▸ Provided information:
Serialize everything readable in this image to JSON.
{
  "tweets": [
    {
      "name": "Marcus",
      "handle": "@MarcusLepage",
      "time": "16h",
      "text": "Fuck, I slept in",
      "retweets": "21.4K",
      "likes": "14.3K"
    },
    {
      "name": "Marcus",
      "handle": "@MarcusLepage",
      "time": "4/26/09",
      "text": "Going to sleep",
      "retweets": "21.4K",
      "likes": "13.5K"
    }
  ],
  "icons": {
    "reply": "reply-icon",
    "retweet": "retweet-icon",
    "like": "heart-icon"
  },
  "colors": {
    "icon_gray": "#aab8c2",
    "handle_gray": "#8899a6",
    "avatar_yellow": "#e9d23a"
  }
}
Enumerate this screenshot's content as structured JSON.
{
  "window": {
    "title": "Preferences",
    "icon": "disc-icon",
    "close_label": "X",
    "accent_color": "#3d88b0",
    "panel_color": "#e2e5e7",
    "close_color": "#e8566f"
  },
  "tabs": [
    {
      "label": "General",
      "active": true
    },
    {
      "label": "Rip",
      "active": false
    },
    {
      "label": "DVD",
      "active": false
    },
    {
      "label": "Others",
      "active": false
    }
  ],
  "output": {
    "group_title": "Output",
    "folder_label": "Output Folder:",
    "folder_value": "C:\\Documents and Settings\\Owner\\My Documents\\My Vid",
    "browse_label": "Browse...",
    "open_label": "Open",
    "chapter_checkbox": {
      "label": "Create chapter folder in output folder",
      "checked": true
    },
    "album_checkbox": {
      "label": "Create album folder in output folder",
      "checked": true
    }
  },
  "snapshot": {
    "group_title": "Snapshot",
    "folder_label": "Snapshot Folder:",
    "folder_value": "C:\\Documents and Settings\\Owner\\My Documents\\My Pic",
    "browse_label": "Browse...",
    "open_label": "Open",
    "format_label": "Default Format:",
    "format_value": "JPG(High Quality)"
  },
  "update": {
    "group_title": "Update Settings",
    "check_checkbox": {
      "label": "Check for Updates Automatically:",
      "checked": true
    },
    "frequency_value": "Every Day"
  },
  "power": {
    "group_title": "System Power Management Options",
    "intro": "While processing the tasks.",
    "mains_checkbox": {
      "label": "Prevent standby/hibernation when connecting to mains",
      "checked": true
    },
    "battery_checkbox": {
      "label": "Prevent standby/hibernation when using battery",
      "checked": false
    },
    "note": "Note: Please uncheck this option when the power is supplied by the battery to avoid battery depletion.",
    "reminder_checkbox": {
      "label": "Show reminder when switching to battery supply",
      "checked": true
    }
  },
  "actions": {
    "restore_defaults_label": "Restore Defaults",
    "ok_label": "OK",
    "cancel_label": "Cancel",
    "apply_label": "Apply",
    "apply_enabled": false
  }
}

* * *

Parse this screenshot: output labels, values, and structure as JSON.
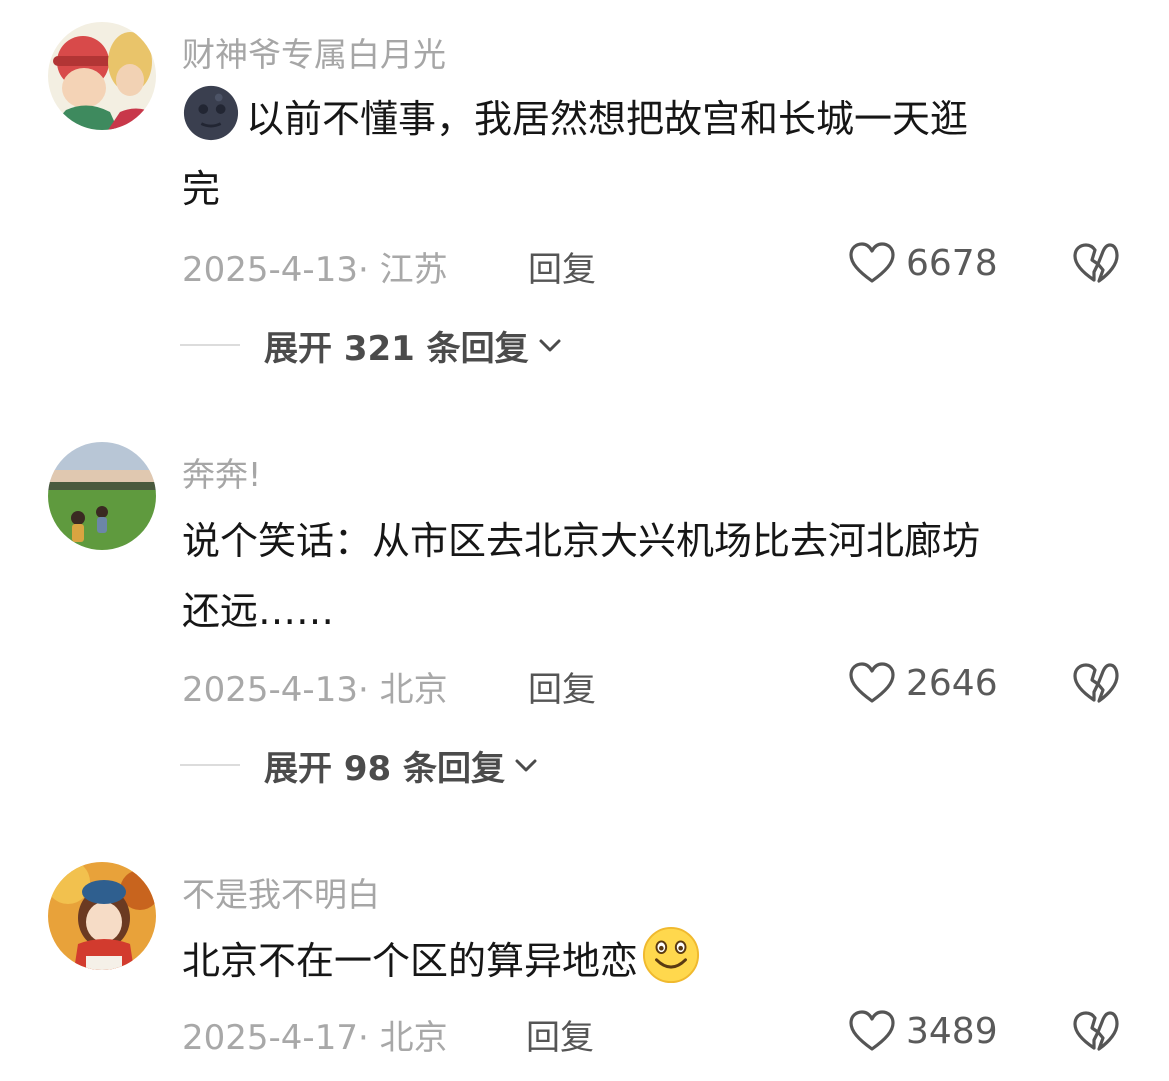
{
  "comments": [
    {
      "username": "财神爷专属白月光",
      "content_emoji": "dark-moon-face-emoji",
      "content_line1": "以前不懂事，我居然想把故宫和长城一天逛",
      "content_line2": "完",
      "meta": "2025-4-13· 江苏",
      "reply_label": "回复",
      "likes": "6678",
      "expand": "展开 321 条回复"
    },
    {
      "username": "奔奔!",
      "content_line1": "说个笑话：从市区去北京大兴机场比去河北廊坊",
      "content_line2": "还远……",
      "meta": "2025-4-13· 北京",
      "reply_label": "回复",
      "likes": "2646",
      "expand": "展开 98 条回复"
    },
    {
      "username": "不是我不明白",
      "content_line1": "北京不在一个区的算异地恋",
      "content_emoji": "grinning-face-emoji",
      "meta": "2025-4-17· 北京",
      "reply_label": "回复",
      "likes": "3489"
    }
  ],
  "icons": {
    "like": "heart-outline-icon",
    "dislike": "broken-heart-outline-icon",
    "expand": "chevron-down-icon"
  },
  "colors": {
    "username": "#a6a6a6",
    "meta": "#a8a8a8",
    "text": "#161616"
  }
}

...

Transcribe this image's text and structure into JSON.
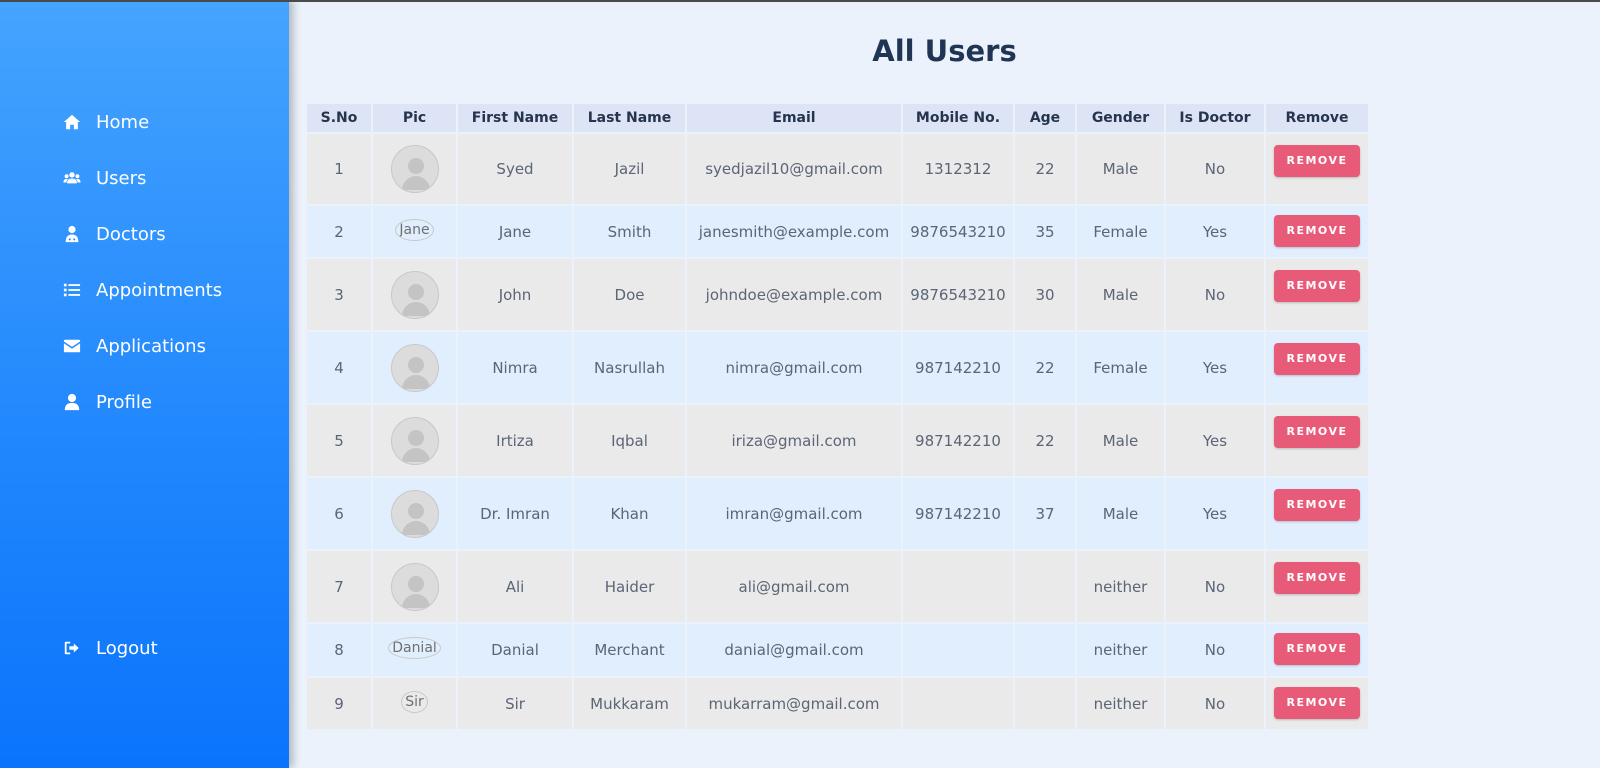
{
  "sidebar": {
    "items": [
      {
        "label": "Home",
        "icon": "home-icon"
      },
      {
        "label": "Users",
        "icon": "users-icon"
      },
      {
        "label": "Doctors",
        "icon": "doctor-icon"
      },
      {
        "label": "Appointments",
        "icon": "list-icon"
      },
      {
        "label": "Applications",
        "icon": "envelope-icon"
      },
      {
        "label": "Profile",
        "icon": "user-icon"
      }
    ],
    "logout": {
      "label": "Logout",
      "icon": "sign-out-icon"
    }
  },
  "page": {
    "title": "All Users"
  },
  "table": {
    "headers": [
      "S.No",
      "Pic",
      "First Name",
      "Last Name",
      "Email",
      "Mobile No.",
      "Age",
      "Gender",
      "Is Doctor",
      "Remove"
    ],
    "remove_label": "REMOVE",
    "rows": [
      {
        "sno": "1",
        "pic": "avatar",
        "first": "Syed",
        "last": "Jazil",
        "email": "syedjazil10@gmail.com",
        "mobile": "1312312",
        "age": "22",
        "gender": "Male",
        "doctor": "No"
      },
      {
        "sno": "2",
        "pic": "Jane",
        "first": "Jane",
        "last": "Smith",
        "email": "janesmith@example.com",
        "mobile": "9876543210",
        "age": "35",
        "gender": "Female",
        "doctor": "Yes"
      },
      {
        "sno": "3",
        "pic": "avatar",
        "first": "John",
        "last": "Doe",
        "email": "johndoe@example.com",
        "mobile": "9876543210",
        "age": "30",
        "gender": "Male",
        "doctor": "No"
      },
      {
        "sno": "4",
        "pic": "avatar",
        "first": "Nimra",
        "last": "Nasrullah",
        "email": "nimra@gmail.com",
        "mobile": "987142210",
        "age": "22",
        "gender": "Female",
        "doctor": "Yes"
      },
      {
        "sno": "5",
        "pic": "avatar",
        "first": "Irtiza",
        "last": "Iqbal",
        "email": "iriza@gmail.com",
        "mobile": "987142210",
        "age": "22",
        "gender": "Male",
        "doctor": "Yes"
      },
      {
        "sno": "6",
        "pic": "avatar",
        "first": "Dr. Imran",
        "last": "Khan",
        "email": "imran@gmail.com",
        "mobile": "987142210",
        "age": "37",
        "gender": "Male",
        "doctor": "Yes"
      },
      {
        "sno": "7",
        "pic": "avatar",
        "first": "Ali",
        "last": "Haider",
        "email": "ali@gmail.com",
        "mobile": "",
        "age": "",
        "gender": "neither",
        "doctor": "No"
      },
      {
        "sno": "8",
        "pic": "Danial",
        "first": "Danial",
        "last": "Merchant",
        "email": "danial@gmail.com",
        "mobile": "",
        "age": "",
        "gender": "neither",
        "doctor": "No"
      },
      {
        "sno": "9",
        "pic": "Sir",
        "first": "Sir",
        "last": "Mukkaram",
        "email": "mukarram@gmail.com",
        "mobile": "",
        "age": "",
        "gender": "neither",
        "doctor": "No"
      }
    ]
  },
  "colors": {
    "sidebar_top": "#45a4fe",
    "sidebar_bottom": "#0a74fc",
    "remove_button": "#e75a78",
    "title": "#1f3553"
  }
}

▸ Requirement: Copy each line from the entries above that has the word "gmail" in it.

▸ Task output:
        "email": "syedjazil10@gmail.com",
        "email": "nimra@gmail.com",
        "email": "iriza@gmail.com",
        "email": "imran@gmail.com",
        "email": "ali@gmail.com",
        "email": "danial@gmail.com",
        "email": "mukarram@gmail.com",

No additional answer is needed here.